Employment law stories in the news – 25.09.2017 to 01.10.2017

In the latest of our series of posts on employment law stories in the news, we take a look at ten employment law stories that have made headlines between 25 September 2017 and 1 October 2017

  1. Construction company and project manager fined after multiple safety failings – A London-based construction company and project manager have been fined for repeatedly failing to manage and control multiple risks. Reading Magistrates’ Court heard how, after concerns were raised by both workers and members of the public, HSE inspectors made a number of visits during 2015 to two project sites where In House Design & Build Ltd was the principal contractor and identified a number of serious health and safety failings (HSE)
  2. Uber in landmark appeal after workers’ rights ruling – Uber is set to fight a landmark ruling that said its drivers must be given basic workers’ rights. In October, drivers James Farrar and Yaseen Aslam went to an employment tribunal saying they should be classed as workers, with access to the minimum wage, sick pay and paid holiday (Sky News)
  3. Cleaners at luxury car showroom ‘suspended after asking for pay rise to £9.75 an hour’ – A married couple who clean luxury car showrooms in Kensington have reportedly been suspended without pay after asking for the living wage (The Metro)
  4. UK pay data force companies to mind the gender gap – Time is running out for UK employers, who have to dig into their payroll data and reveal their gender pay gaps by next spring (The Financial Times)
  5. Leniency call for ‘overworked’ employees facing manslaughter sentence – Employers who disregard the safety of employees should face tougher sentences for manslaughter if they ignored previous warnings, the Law Society has suggested (The Law Society Gazette)
  6. Council to backdate staff pay following landmark ruling – Cheshire East Council is today announcing proposals to backdate pay to staff following a landmark legal ruling on the National Minimum Wage. This ruling applies to rates of pay for workers who are required to work ‘sleep-in shifts’. This is where an individual is required to be on duty and is considered to be ‘at work’ even if sleeping (The Crewe Chronicle)
  7. Women ‘more likely to be paid less than minimum wage’ – Women make up the majority of workers whose employers fail to pay them the minimum wage, according to a report. The Low Pay Commission – which advises the government on minimum wage levels – says women are also the least likely to complain about underpayment (BBC)
  8. Company and directors fined after multiple safety failings – A recycling company and its two directors have been prosecuted after multiple safety failings. Northampton Crown Court heard how Monoworld Recycling had failed to manage risks when its staff worked at height, failed to suitably maintain work equipment and failed to control risks from electrical systems (HSE)
  9. Uber faces sex discrimination case in UK – Uber faces another legal battle in London after a female driver issued sex discrimination proceedings against the ride-hailing app, saying the way it operates puts women at risk (The Financial Times)

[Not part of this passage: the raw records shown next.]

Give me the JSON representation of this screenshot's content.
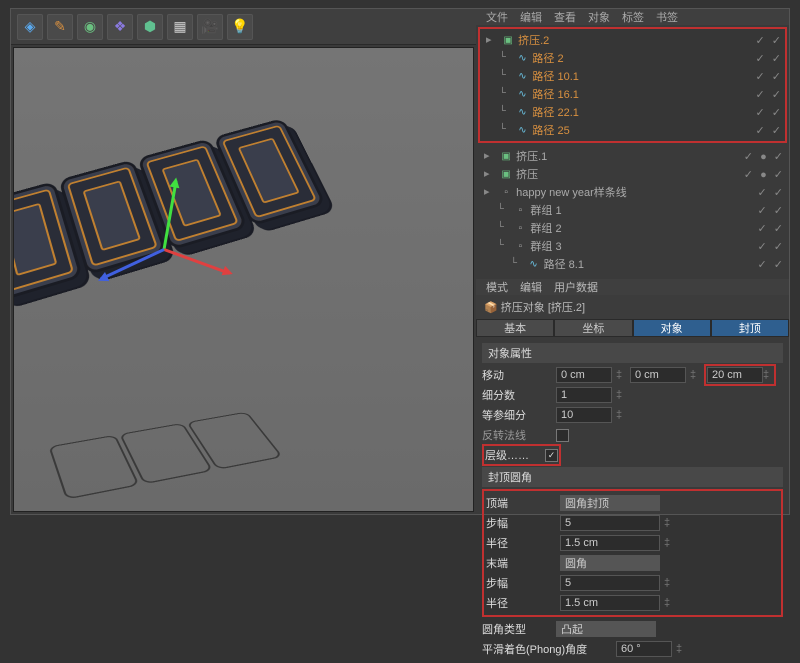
{
  "menubar": {
    "file": "文件",
    "edit": "编辑",
    "view": "查看",
    "object": "对象",
    "tag": "标签",
    "bookmark": "书签"
  },
  "hierarchy": {
    "highlighted": [
      {
        "icon": "ext",
        "label": "挤压.2",
        "indent": 0,
        "dots": "✓ ✓"
      },
      {
        "icon": "spl",
        "label": "路径 2",
        "indent": 1,
        "dots": "✓ ✓"
      },
      {
        "icon": "spl",
        "label": "路径 10.1",
        "indent": 1,
        "dots": "✓ ✓"
      },
      {
        "icon": "spl",
        "label": "路径 16.1",
        "indent": 1,
        "dots": "✓ ✓"
      },
      {
        "icon": "spl",
        "label": "路径 22.1",
        "indent": 1,
        "dots": "✓ ✓"
      },
      {
        "icon": "spl",
        "label": "路径 25",
        "indent": 1,
        "dots": "✓ ✓"
      }
    ],
    "rest": [
      {
        "icon": "ext",
        "label": "挤压.1",
        "indent": 0,
        "dots": "✓ ● ✓"
      },
      {
        "icon": "ext",
        "label": "挤压",
        "indent": 0,
        "dots": "✓ ● ✓"
      },
      {
        "icon": "null",
        "label": "happy new year样条线",
        "indent": 0,
        "dots": "✓ ✓"
      },
      {
        "icon": "null",
        "label": "群组 1",
        "indent": 1,
        "dots": "✓ ✓"
      },
      {
        "icon": "null",
        "label": "群组 2",
        "indent": 1,
        "dots": "✓ ✓"
      },
      {
        "icon": "null",
        "label": "群组 3",
        "indent": 1,
        "dots": "✓ ✓"
      },
      {
        "icon": "spl",
        "label": "路径 8.1",
        "indent": 2,
        "dots": "✓ ✓"
      }
    ]
  },
  "menubar2": {
    "mode": "模式",
    "edit": "编辑",
    "userdata": "用户数据"
  },
  "attr_header": {
    "icon": "📦",
    "title": "挤压对象 [挤压.2]"
  },
  "tabs": {
    "basic": "基本",
    "coord": "坐标",
    "object": "对象",
    "cap": "封顶"
  },
  "sections": {
    "obj_props": "对象属性",
    "cap_rounding": "封顶圆角"
  },
  "props": {
    "move_label": "移动",
    "move_x": "0 cm",
    "move_y": "0 cm",
    "move_z": "20 cm",
    "subdiv_label": "细分数",
    "subdiv": "1",
    "iso_label": "等参细分",
    "iso": "10",
    "flip_label": "反转法线",
    "flip": false,
    "hier_label": "层级……",
    "hier": true,
    "cap_label": "顶端",
    "cap_val": "圆角封顶",
    "step1_label": "步幅",
    "step1": "5",
    "rad1_label": "半径",
    "rad1": "1.5 cm",
    "end_label": "末端",
    "end_val": "圆角",
    "step2_label": "步幅",
    "step2": "5",
    "rad2_label": "半径",
    "rad2": "1.5 cm",
    "type_label": "圆角类型",
    "type_val": "凸起",
    "phong_label": "平滑着色(Phong)角度",
    "phong": "60 °"
  }
}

  10. Woman who said she was hit with her own contract drops tribunal claim – A former manager at a Knightsbridge investment office has dropped her claim for unfair dismissal in which she alleged she was literally hit with her own contract (The Evening Standard)